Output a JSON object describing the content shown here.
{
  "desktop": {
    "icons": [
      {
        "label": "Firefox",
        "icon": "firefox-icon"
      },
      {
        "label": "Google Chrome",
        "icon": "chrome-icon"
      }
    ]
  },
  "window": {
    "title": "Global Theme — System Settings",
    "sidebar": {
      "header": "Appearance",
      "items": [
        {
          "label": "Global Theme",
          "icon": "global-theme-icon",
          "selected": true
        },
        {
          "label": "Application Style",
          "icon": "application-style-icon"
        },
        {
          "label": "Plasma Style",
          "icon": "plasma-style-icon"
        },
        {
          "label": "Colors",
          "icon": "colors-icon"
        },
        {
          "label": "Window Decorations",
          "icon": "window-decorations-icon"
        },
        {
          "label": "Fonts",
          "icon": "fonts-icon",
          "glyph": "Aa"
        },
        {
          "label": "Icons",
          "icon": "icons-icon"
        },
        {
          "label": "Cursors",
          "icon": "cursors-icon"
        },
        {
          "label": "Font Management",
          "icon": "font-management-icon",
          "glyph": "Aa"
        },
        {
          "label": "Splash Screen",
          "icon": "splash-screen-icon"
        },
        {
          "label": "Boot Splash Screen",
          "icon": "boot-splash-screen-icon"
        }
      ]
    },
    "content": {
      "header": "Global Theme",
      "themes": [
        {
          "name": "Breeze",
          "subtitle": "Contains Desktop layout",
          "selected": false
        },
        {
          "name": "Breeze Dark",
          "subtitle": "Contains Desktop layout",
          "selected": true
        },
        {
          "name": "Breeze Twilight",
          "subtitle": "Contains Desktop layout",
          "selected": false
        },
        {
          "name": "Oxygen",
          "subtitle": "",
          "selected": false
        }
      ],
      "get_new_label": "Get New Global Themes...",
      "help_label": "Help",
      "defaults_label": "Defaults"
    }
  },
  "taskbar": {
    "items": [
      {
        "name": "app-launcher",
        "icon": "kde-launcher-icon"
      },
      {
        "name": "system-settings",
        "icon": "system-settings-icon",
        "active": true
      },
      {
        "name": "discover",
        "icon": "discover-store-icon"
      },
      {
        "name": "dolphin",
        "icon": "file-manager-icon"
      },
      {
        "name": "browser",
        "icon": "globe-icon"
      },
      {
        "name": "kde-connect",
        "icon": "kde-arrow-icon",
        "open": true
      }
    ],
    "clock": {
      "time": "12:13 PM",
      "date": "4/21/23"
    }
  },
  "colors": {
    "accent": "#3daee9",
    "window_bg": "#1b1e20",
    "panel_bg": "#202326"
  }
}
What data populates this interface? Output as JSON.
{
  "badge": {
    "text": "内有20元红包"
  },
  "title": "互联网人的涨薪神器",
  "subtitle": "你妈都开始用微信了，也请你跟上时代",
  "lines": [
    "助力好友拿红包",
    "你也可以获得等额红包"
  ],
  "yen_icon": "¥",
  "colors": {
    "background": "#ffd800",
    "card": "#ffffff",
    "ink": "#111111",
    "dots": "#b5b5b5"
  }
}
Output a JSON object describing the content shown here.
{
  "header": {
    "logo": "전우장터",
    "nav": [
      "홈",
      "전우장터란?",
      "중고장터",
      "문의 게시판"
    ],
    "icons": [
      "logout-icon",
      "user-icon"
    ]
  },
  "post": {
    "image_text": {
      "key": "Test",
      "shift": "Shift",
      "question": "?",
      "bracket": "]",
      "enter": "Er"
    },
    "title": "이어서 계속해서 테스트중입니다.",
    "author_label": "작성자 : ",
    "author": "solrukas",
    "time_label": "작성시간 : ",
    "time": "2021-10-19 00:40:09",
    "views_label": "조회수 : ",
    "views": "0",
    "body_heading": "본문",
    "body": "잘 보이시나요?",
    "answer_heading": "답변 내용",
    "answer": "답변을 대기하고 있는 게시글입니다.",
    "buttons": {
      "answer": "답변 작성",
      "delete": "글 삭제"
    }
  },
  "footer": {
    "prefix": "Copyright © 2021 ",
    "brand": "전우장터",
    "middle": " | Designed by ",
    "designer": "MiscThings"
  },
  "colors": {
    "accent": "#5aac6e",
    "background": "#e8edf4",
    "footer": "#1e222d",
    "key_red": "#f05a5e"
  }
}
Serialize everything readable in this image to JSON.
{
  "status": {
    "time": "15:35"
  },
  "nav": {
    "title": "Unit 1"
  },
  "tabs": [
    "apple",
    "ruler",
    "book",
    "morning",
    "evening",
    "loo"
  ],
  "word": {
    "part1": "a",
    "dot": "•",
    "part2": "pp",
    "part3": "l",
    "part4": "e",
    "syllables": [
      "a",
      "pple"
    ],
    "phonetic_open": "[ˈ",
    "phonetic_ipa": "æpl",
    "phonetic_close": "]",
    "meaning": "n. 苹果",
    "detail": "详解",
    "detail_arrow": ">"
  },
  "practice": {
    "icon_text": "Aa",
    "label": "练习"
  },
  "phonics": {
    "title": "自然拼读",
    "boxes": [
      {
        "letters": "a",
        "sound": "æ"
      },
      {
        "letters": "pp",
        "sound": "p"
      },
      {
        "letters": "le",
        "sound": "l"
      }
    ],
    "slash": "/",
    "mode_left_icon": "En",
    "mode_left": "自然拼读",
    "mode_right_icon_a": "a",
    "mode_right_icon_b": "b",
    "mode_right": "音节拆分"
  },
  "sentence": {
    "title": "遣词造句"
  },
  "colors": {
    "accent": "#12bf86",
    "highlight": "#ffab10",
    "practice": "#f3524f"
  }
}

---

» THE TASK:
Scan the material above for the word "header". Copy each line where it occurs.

» ANSWER AREA:
      "header": "Appearance",
      "header": "Global Theme",
  "header": {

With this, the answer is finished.